-- Directions --
Find the word "JSON" in the listing below. Copy every line that has it.

▬▬▬▬▬▬▬▬▬▬

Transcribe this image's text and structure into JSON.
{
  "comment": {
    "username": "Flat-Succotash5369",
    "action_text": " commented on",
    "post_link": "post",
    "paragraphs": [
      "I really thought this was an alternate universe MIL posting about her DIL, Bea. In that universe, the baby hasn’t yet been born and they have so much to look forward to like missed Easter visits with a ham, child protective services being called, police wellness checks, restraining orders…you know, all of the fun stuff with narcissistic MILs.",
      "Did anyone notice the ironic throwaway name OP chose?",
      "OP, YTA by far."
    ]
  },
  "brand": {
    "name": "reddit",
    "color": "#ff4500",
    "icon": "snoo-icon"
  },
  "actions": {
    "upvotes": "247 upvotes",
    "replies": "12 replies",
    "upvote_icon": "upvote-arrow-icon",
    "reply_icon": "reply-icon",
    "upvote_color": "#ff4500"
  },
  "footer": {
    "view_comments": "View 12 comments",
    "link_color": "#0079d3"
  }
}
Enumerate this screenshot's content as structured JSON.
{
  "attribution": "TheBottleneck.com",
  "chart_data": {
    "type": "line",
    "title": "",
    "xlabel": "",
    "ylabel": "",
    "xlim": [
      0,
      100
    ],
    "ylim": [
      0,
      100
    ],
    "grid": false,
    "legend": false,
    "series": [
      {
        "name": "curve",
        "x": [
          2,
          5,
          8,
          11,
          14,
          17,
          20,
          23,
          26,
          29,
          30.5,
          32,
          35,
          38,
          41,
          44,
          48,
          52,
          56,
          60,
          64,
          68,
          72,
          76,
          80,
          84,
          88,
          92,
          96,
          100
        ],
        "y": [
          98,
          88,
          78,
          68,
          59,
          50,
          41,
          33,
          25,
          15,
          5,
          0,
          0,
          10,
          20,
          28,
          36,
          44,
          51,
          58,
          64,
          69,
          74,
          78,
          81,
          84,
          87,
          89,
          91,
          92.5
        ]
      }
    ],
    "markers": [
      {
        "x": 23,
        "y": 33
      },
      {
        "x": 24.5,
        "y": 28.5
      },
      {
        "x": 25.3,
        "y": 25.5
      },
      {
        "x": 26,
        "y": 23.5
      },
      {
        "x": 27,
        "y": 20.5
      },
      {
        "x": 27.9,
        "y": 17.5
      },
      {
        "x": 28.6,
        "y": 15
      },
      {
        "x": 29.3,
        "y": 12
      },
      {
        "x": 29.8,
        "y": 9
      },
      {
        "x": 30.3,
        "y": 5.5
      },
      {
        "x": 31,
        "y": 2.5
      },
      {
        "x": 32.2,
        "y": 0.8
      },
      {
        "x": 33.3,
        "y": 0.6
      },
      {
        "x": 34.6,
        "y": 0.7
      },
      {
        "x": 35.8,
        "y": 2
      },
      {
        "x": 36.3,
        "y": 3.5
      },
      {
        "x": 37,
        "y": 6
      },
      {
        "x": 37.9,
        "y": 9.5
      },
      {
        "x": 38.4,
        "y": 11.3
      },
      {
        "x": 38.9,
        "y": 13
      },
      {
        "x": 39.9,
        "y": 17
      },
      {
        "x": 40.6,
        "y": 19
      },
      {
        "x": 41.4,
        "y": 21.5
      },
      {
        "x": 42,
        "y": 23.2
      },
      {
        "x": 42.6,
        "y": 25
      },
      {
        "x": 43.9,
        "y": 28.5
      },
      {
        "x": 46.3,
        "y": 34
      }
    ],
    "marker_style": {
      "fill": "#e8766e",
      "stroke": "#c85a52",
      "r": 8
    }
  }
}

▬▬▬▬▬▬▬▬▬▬

-- Answer section --
Transcribe this image's text and structure into JSON.
Enumerate this screenshot's content as structured JSON.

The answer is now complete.